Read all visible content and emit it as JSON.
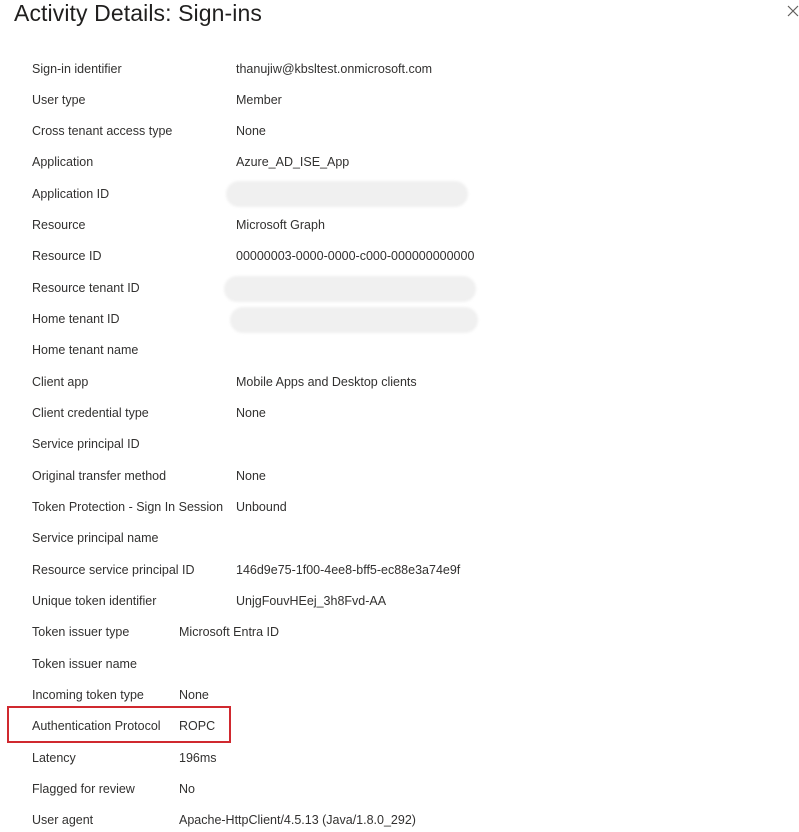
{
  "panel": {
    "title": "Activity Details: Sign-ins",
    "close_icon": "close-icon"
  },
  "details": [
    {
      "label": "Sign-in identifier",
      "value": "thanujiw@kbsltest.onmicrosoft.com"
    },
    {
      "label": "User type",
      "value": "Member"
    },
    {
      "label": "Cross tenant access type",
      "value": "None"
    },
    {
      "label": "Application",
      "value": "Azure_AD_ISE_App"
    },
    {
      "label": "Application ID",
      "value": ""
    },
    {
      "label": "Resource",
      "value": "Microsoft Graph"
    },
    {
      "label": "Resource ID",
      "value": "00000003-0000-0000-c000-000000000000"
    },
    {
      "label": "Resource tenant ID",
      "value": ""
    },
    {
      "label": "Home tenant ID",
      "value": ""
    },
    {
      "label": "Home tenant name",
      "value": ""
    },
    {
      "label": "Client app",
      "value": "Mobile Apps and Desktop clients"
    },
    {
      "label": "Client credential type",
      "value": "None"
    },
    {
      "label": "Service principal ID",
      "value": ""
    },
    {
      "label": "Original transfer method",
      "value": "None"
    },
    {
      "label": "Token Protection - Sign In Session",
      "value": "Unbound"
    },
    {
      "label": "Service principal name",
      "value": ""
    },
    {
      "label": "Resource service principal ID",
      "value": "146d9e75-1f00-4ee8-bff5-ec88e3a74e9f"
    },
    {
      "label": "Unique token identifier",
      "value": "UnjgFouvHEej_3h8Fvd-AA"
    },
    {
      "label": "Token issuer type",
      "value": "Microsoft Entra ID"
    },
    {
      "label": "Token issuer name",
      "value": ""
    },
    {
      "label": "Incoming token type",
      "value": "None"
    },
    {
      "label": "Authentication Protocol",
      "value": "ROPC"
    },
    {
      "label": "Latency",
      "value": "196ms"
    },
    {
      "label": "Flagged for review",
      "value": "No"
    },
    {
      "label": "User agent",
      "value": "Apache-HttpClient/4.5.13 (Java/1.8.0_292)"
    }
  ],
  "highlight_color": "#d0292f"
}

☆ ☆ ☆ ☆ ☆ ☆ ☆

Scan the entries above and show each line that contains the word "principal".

The answer:
      "label": "Service principal ID",
      "label": "Service principal name",
      "label": "Resource service principal ID",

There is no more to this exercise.